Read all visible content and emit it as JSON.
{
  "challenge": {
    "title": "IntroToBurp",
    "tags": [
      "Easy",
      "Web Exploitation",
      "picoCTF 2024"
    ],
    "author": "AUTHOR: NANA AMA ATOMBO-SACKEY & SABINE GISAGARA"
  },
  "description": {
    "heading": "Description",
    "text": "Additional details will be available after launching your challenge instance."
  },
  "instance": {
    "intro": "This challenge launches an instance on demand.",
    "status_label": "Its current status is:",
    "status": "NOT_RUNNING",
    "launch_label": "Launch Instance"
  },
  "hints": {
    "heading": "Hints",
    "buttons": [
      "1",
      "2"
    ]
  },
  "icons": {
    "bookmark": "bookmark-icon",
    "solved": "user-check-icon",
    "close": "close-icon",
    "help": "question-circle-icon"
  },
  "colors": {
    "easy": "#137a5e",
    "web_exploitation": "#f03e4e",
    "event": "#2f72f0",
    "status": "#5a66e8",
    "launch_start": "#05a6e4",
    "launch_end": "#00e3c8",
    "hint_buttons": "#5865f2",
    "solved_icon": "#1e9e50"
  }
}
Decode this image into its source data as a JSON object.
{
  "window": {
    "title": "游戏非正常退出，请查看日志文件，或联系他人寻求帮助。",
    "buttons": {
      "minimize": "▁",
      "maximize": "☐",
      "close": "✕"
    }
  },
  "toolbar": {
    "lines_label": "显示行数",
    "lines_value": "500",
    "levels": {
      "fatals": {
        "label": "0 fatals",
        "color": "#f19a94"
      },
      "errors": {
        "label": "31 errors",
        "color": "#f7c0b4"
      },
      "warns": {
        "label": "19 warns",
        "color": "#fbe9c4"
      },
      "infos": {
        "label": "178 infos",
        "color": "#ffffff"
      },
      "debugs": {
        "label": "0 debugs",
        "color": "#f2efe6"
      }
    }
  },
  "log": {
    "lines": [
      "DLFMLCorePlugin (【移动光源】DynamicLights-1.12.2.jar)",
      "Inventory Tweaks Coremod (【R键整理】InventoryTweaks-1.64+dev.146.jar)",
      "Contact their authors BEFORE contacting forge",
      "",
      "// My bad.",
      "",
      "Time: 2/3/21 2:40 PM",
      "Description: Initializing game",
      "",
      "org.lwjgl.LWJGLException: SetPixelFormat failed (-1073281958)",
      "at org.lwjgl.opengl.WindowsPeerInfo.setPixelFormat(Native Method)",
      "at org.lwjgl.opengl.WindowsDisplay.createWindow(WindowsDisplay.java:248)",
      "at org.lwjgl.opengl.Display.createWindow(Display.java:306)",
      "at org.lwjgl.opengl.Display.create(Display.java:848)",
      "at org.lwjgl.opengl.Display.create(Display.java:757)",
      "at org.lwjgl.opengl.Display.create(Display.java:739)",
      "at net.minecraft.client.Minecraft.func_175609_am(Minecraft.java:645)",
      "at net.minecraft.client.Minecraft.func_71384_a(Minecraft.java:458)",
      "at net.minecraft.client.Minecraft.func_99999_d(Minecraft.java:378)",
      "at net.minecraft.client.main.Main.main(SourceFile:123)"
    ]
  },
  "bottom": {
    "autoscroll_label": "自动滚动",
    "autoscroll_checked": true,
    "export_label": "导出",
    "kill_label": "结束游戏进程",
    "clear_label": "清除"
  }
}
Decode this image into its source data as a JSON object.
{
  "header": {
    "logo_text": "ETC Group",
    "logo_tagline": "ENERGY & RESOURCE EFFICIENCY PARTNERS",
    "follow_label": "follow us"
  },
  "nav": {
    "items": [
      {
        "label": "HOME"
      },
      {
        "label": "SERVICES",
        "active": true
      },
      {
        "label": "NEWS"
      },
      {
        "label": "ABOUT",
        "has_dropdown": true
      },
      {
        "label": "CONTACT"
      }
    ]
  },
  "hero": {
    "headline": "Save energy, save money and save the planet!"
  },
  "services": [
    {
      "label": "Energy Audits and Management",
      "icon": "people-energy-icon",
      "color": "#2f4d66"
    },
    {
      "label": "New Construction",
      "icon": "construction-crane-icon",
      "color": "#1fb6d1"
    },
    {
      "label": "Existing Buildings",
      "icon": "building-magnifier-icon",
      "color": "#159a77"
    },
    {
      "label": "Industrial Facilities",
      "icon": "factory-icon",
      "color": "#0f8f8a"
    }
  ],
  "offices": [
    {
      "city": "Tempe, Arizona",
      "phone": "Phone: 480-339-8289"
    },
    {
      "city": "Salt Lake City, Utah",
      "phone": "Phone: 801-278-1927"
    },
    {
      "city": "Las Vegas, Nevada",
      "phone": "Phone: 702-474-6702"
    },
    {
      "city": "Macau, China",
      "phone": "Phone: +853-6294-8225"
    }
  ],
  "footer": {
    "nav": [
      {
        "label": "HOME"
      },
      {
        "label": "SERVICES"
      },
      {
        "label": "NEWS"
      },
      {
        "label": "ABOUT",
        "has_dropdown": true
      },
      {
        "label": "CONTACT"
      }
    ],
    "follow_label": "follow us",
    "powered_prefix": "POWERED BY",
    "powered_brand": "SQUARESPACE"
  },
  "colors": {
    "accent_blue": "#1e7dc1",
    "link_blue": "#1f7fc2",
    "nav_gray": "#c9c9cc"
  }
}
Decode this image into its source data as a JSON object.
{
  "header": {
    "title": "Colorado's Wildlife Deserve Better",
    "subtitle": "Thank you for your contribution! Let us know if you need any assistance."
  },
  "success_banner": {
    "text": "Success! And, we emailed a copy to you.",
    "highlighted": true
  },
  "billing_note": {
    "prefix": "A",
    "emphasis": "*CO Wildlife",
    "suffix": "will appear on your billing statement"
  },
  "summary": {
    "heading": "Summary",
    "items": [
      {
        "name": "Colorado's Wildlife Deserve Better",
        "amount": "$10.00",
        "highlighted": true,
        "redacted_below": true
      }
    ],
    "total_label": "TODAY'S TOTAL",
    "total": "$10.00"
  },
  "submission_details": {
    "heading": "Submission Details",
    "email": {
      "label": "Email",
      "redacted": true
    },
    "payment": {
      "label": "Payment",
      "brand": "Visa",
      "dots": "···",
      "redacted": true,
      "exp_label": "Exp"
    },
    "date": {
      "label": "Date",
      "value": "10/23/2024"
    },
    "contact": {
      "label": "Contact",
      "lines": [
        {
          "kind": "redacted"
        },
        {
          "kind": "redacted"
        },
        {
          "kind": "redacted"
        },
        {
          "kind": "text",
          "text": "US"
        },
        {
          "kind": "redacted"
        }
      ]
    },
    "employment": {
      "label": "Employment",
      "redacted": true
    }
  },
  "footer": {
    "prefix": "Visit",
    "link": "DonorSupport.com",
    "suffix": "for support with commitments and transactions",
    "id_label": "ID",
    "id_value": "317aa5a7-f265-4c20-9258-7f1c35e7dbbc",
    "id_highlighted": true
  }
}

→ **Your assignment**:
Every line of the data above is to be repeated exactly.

→ **Response below**:
Read all visible content and emit it as JSON.
{
  "challenge": {
    "title": "IntroToBurp",
    "tags": [
      "Easy",
      "Web Exploitation",
      "picoCTF 2024"
    ],
    "author": "AUTHOR: NANA AMA ATOMBO-SACKEY & SABINE GISAGARA"
  },
  "description": {
    "heading": "Description",
    "text": "Additional details will be available after launching your challenge instance."
  },
  "instance": {
    "intro": "This challenge launches an instance on demand.",
    "status_label": "Its current status is:",
    "status": "NOT_RUNNING",
    "launch_label": "Launch Instance"
  },
  "hints": {
    "heading": "Hints",
    "buttons": [
      "1",
      "2"
    ]
  },
  "icons": {
    "bookmark": "bookmark-icon",
    "solved": "user-check-icon",
    "close": "close-icon",
    "help": "question-circle-icon"
  },
  "colors": {
    "easy": "#137a5e",
    "web_exploitation": "#f03e4e",
    "event": "#2f72f0",
    "status": "#5a66e8",
    "launch_start": "#05a6e4",
    "launch_end": "#00e3c8",
    "hint_buttons": "#5865f2",
    "solved_icon": "#1e9e50"
  }
}
Decode this image into its source data as a JSON object.
{
  "window": {
    "title": "游戏非正常退出，请查看日志文件，或联系他人寻求帮助。",
    "buttons": {
      "minimize": "▁",
      "maximize": "☐",
      "close": "✕"
    }
  },
  "toolbar": {
    "lines_label": "显示行数",
    "lines_value": "500",
    "levels": {
      "fatals": {
        "label": "0 fatals",
        "color": "#f19a94"
      },
      "errors": {
        "label": "31 errors",
        "color": "#f7c0b4"
      },
      "warns": {
        "label": "19 warns",
        "color": "#fbe9c4"
      },
      "infos": {
        "label": "178 infos",
        "color": "#ffffff"
      },
      "debugs": {
        "label": "0 debugs",
        "color": "#f2efe6"
      }
    }
  },
  "log": {
    "lines": [
      "DLFMLCorePlugin (【移动光源】DynamicLights-1.12.2.jar)",
      "Inventory Tweaks Coremod (【R键整理】InventoryTweaks-1.64+dev.146.jar)",
      "Contact their authors BEFORE contacting forge",
      "",
      "// My bad.",
      "",
      "Time: 2/3/21 2:40 PM",
      "Description: Initializing game",
      "",
      "org.lwjgl.LWJGLException: SetPixelFormat failed (-1073281958)",
      "at org.lwjgl.opengl.WindowsPeerInfo.setPixelFormat(Native Method)",
      "at org.lwjgl.opengl.WindowsDisplay.createWindow(WindowsDisplay.java:248)",
      "at org.lwjgl.opengl.Display.createWindow(Display.java:306)",
      "at org.lwjgl.opengl.Display.create(Display.java:848)",
      "at org.lwjgl.opengl.Display.create(Display.java:757)",
      "at org.lwjgl.opengl.Display.create(Display.java:739)",
      "at net.minecraft.client.Minecraft.func_175609_am(Minecraft.java:645)",
      "at net.minecraft.client.Minecraft.func_71384_a(Minecraft.java:458)",
      "at net.minecraft.client.Minecraft.func_99999_d(Minecraft.java:378)",
      "at net.minecraft.client.main.Main.main(SourceFile:123)"
    ]
  },
  "bottom": {
    "autoscroll_label": "自动滚动",
    "autoscroll_checked": true,
    "export_label": "导出",
    "kill_label": "结束游戏进程",
    "clear_label": "清除"
  }
}
Decode this image into its source data as a JSON object.
{
  "header": {
    "logo_text": "ETC Group",
    "logo_tagline": "ENERGY & RESOURCE EFFICIENCY PARTNERS",
    "follow_label": "follow us"
  },
  "nav": {
    "items": [
      {
        "label": "HOME"
      },
      {
        "label": "SERVICES",
        "active": true
      },
      {
        "label": "NEWS"
      },
      {
        "label": "ABOUT",
        "has_dropdown": true
      },
      {
        "label": "CONTACT"
      }
    ]
  },
  "hero": {
    "headline": "Save energy, save money and save the planet!"
  },
  "services": [
    {
      "label": "Energy Audits and Management",
      "icon": "people-energy-icon",
      "color": "#2f4d66"
    },
    {
      "label": "New Construction",
      "icon": "construction-crane-icon",
      "color": "#1fb6d1"
    },
    {
      "label": "Existing Buildings",
      "icon": "building-magnifier-icon",
      "color": "#159a77"
    },
    {
      "label": "Industrial Facilities",
      "icon": "factory-icon",
      "color": "#0f8f8a"
    }
  ],
  "offices": [
    {
      "city": "Tempe, Arizona",
      "phone": "Phone: 480-339-8289"
    },
    {
      "city": "Salt Lake City, Utah",
      "phone": "Phone: 801-278-1927"
    },
    {
      "city": "Las Vegas, Nevada",
      "phone": "Phone: 702-474-6702"
    },
    {
      "city": "Macau, China",
      "phone": "Phone: +853-6294-8225"
    }
  ],
  "footer": {
    "nav": [
      {
        "label": "HOME"
      },
      {
        "label": "SERVICES"
      },
      {
        "label": "NEWS"
      },
      {
        "label": "ABOUT",
        "has_dropdown": true
      },
      {
        "label": "CONTACT"
      }
    ],
    "follow_label": "follow us",
    "powered_prefix": "POWERED BY",
    "powered_brand": "SQUARESPACE"
  },
  "colors": {
    "accent_blue": "#1e7dc1",
    "link_blue": "#1f7fc2",
    "nav_gray": "#c9c9cc"
  }
}
Decode this image into its source data as a JSON object.
{
  "header": {
    "title": "Colorado's Wildlife Deserve Better",
    "subtitle": "Thank you for your contribution! Let us know if you need any assistance."
  },
  "success_banner": {
    "text": "Success! And, we emailed a copy to you.",
    "highlighted": true
  },
  "billing_note": {
    "prefix": "A",
    "emphasis": "*CO Wildlife",
    "suffix": "will appear on your billing statement"
  },
  "summary": {
    "heading": "Summary",
    "items": [
      {
        "name": "Colorado's Wildlife Deserve Better",
        "amount": "$10.00",
        "highlighted": true,
        "redacted_below": true
      }
    ],
    "total_label": "TODAY'S TOTAL",
    "total": "$10.00"
  },
  "submission_details": {
    "heading": "Submission Details",
    "email": {
      "label": "Email",
      "redacted": true
    },
    "payment": {
      "label": "Payment",
      "brand": "Visa",
      "dots": "···",
      "redacted": true,
      "exp_label": "Exp"
    },
    "date": {
      "label": "Date",
      "value": "10/23/2024"
    },
    "contact": {
      "label": "Contact",
      "lines": [
        {
          "kind": "redacted"
        },
        {
          "kind": "redacted"
        },
        {
          "kind": "redacted"
        },
        {
          "kind": "text",
          "text": "US"
        },
        {
          "kind": "redacted"
        }
      ]
    },
    "employment": {
      "label": "Employment",
      "redacted": true
    }
  },
  "footer": {
    "prefix": "Visit",
    "link": "DonorSupport.com",
    "suffix": "for support with commitments and transactions",
    "id_label": "ID",
    "id_value": "317aa5a7-f265-4c20-9258-7f1c35e7dbbc",
    "id_highlighted": true
  }
}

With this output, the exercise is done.